Understanding each other: Families, police learn how to best protect youth, adults with autism, developmental disabilities
In 2017, a Phoenix-area incident drove home the importance of addressing how law enforcement interacts with people who have developmental disabilities.
A Buckeye Police Department officer mistakenly thought a 14-year-old boy was on drugs in a public park and ended up wrestling the boy to the ground, injuring him, when he tried walking away from the officer.
The officer later learned the boy is autistic and was instead “stimming” with a piece of string — an exercise commonly taught to people with autism to help them cope with stressful situations.
Video of the incident had been captured by the officer’s body camera and it ended up being published by Arizona media.
Many families were outraged with how the officer handled the situation, but Cynthia Macluskie, founder of the Autism Society of Greater Phoenix, saw it as a great learning opportunity for both families and law enforcement.
“Had we educated [the boy] to tell the officer ‘I have autism,’ it would have been a completely different interaction,” Macluskie said.
Similarly, had the officer known how to identify and speak with someone who has autism, then perhaps the situation wouldn’t have escalated to physical violence.
Five years ago, Macluskie began using a program called Be Safe to educate Arizona families on how to address the safety needs of youth and adults with autism and developmental disabilities. The program specifically covers essential safety skills for interacting with police in different encounters.
To help bridge that gap locally, the Yavapai County Sheriff’s Office (YCSO) decided to invite Macluskie to host a Be Safe workshop in Prescott on Wednesday, Oct. 2.
“We’ve just really been working on mental health first aid and training the officers in Yavapai County on dealing with individuals who might have a mental illness or are experiencing a mental crisis, so we want to make sure we’re reaching the mentally delayed and autistic folks as well,” said Nancy Gardner, project manager with YCSO’s Yavapai Justice and Mental Health Coalition.
Something Macluskie stressed during the workshop is that families and law enforcement need to trust each other and work together in order for this sort of education to truly work.
“Half the parents do not call 911 when they’re child first goes missing,” Macluskie told attendees of the workshop. “What we hear is they don’t want to inconvenience anybody and think they’re going to find them on their own. So one of the messages we want to leave you with is if your child goes missing, dial 911.”

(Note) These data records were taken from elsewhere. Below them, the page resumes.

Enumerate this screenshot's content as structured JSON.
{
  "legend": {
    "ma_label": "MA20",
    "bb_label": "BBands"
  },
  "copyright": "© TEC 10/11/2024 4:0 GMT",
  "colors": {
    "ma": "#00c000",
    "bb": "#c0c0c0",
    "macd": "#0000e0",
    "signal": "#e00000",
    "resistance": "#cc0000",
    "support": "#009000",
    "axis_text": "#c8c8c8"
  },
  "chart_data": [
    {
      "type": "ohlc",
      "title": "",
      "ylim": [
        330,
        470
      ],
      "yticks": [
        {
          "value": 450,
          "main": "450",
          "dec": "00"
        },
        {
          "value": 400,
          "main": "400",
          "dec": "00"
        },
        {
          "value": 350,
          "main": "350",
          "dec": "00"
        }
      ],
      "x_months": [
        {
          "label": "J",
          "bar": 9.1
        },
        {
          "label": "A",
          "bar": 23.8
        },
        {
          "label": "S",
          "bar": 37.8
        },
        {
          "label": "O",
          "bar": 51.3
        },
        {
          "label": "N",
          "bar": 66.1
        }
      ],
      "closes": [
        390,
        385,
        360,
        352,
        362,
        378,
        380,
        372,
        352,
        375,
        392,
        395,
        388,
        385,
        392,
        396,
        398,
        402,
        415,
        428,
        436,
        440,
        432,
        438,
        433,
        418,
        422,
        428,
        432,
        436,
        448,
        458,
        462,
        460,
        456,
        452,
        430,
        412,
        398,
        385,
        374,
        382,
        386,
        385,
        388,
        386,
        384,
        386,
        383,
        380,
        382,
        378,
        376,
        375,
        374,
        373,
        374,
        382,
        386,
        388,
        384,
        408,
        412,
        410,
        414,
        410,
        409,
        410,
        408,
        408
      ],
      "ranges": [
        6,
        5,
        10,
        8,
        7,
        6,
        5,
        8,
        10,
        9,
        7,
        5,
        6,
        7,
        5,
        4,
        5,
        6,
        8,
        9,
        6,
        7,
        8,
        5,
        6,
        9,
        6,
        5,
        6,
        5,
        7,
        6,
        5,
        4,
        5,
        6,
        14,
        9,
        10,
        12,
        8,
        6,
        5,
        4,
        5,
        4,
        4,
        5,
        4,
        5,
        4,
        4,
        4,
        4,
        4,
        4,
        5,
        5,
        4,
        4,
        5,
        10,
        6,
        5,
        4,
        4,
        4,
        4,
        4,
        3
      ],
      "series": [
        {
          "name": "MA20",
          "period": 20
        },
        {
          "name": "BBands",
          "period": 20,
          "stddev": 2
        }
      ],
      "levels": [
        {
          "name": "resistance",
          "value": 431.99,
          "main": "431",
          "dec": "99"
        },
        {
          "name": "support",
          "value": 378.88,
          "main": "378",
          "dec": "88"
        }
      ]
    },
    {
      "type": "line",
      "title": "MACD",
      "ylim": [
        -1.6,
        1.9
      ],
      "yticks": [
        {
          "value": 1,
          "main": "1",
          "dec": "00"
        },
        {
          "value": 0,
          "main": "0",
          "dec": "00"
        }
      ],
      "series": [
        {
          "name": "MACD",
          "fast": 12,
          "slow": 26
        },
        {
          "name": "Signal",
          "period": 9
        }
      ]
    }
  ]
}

Last year, legislation was passed in Arizona to assist with such searches. The bill made it so the state’s Silver Alert System, which was formerly only activated when someone suffering from cognitive decline or is at least 65 years old goes missing, now includes individuals with autism or other developmental disabilities.

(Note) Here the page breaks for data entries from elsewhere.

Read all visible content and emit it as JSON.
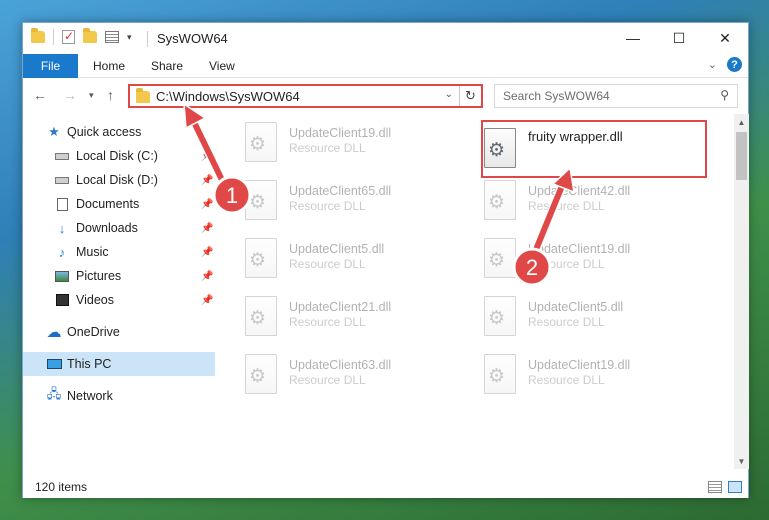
{
  "window": {
    "title": "SysWOW64",
    "controls": {
      "minimize": "—",
      "maximize": "☐",
      "close": "✕"
    }
  },
  "ribbon": {
    "file_tab": "File",
    "tabs": [
      "Home",
      "Share",
      "View"
    ]
  },
  "navigation": {
    "address": "C:\\Windows\\SysWOW64",
    "search_placeholder": "Search SysWOW64"
  },
  "sidebar": {
    "items": [
      {
        "label": "Quick access",
        "icon": "star-icon"
      },
      {
        "label": "Local Disk (C:)",
        "icon": "drive-icon",
        "pinned": true
      },
      {
        "label": "Local Disk (D:)",
        "icon": "drive-icon",
        "pinned": true
      },
      {
        "label": "Documents",
        "icon": "documents-icon",
        "pinned": true
      },
      {
        "label": "Downloads",
        "icon": "downloads-icon",
        "pinned": true
      },
      {
        "label": "Music",
        "icon": "music-icon",
        "pinned": true
      },
      {
        "label": "Pictures",
        "icon": "pictures-icon",
        "pinned": true
      },
      {
        "label": "Videos",
        "icon": "videos-icon",
        "pinned": true
      },
      {
        "label": "OneDrive",
        "icon": "onedrive-icon"
      },
      {
        "label": "This PC",
        "icon": "this-pc-icon",
        "selected": true
      },
      {
        "label": "Network",
        "icon": "network-icon"
      }
    ]
  },
  "files": {
    "left_column": [
      {
        "name": "UpdateClient19.dll",
        "type": "Resource DLL"
      },
      {
        "name": "UpdateClient65.dll",
        "type": "Resource DLL"
      },
      {
        "name": "UpdateClient5.dll",
        "type": "Resource DLL"
      },
      {
        "name": "UpdateClient21.dll",
        "type": "Resource DLL"
      },
      {
        "name": "UpdateClient63.dll",
        "type": "Resource DLL"
      }
    ],
    "right_column": [
      {
        "name": "fruity wrapper.dll",
        "type": "",
        "highlighted": true
      },
      {
        "name": "UpdateClient42.dll",
        "type": "Resource DLL"
      },
      {
        "name": "UpdateClient19.dll",
        "type": "Resource DLL"
      },
      {
        "name": "UpdateClient5.dll",
        "type": "Resource DLL"
      },
      {
        "name": "UpdateClient19.dll",
        "type": "Resource DLL"
      }
    ]
  },
  "status": {
    "item_count": "120 items"
  },
  "annotations": {
    "step1": "1",
    "step2": "2"
  },
  "colors": {
    "accent": "#1979ca",
    "highlight_red": "#e04848",
    "selected_bg": "#cce4f7"
  }
}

This is significant because Silver Alerts use a wide array of media outlets, roadway signs, text alerts and reverse 911 to broadcast information about missing persons.
Parents at the workshop were glad to learn about this expanded resource, and said they appreciated the effort from both Arizona law enforcement and nonprofits like the Arizona Autism Coalition to enhance understanding on both sides of the aisle.
“I think this is really great,” said Ragan Fiske, who has a 9-year-old boy with autism. “It gives us a great way to work with our children on what to do with law enforcement. Some of this stuff seems common sense, but our kids don’t necessarily think about things the same way. Their brains are so different that they don’t respond to situations in a typical manner. So it’s really helpful for them to know what the expectation is before they enter into it.”
For Owen Culver, who has two children with autism, his immediate concern is how his high-functioning 12-year-old boy — who is prone to fits of anger — might react to police when he’s older and doesn’t have an adult with him during stressful situations.
“My hope is that through more positive interaction with police, if he does ever have to interact with them for a negative reason, he’ll know that the cops aren’t out to get him or out to make his life worse,” Culver said. “I hope he can just tell himself, ‘They’re just doing their job and I just need to chill out and let them do their job.’”
Officers and other law-enforcement personnel in Yavapai County will be doing their part to enhance their awareness on this subject by going through specific training on how to interact more effectively with individuals diagnosed with autism, Down syndrome and fetal alcohol spectrum disorders in mid-October.
The course will be four hours long and cover topics such as de-escalation strategies, medical considerations and sensory scene management.